## PROVIDED RECORDS
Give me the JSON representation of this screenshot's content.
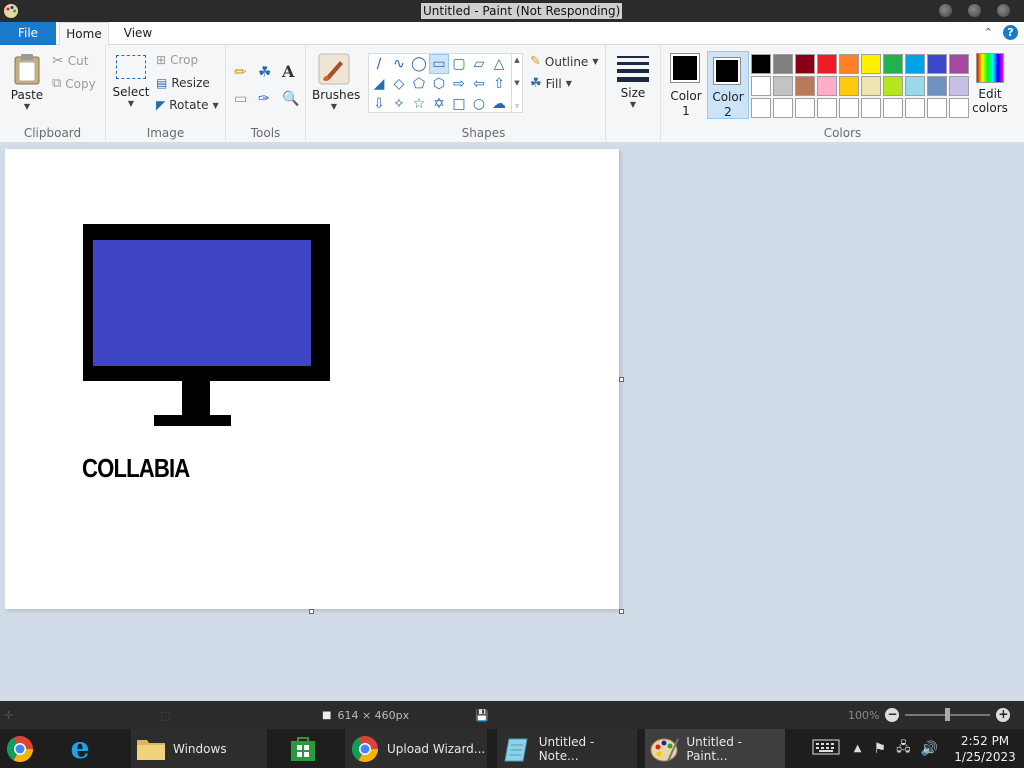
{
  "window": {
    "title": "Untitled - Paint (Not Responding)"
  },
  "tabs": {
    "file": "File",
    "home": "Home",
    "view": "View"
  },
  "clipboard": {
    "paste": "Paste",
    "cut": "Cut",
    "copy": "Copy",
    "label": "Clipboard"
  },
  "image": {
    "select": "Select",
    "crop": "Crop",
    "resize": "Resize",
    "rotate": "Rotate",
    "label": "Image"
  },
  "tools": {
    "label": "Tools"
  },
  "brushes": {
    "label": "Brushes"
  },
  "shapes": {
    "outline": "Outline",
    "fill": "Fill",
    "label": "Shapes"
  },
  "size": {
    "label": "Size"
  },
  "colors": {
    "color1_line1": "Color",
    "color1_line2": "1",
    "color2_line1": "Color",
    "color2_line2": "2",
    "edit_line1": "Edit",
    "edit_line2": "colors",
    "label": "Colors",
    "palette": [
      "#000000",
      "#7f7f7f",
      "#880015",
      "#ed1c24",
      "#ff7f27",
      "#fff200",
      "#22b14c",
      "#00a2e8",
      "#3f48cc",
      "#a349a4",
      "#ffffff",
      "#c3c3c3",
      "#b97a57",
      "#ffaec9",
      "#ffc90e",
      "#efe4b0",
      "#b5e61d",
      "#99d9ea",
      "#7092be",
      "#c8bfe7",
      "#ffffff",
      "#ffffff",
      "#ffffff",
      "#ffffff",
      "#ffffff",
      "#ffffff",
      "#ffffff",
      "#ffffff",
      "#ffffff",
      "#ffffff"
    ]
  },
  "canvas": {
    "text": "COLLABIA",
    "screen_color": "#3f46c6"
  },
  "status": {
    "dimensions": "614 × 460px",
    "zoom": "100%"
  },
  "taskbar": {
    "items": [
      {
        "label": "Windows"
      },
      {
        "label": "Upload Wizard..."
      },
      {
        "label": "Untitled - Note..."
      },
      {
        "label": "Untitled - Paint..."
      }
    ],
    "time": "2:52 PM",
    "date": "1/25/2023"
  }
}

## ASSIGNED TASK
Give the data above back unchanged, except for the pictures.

## REPLY
Give me the JSON representation of this screenshot's content.
{
  "window": {
    "title": "Untitled - Paint (Not Responding)"
  },
  "tabs": {
    "file": "File",
    "home": "Home",
    "view": "View"
  },
  "clipboard": {
    "paste": "Paste",
    "cut": "Cut",
    "copy": "Copy",
    "label": "Clipboard"
  },
  "image": {
    "select": "Select",
    "crop": "Crop",
    "resize": "Resize",
    "rotate": "Rotate",
    "label": "Image"
  },
  "tools": {
    "label": "Tools"
  },
  "brushes": {
    "label": "Brushes"
  },
  "shapes": {
    "outline": "Outline",
    "fill": "Fill",
    "label": "Shapes"
  },
  "size": {
    "label": "Size"
  },
  "colors": {
    "color1_line1": "Color",
    "color1_line2": "1",
    "color2_line1": "Color",
    "color2_line2": "2",
    "edit_line1": "Edit",
    "edit_line2": "colors",
    "label": "Colors",
    "palette": [
      "#000000",
      "#7f7f7f",
      "#880015",
      "#ed1c24",
      "#ff7f27",
      "#fff200",
      "#22b14c",
      "#00a2e8",
      "#3f48cc",
      "#a349a4",
      "#ffffff",
      "#c3c3c3",
      "#b97a57",
      "#ffaec9",
      "#ffc90e",
      "#efe4b0",
      "#b5e61d",
      "#99d9ea",
      "#7092be",
      "#c8bfe7",
      "#ffffff",
      "#ffffff",
      "#ffffff",
      "#ffffff",
      "#ffffff",
      "#ffffff",
      "#ffffff",
      "#ffffff",
      "#ffffff",
      "#ffffff"
    ]
  },
  "canvas": {
    "text": "COLLABIA",
    "screen_color": "#3f46c6"
  },
  "status": {
    "dimensions": "614 × 460px",
    "zoom": "100%"
  },
  "taskbar": {
    "items": [
      {
        "label": "Windows"
      },
      {
        "label": "Upload Wizard..."
      },
      {
        "label": "Untitled - Note..."
      },
      {
        "label": "Untitled - Paint..."
      }
    ],
    "time": "2:52 PM",
    "date": "1/25/2023"
  }
}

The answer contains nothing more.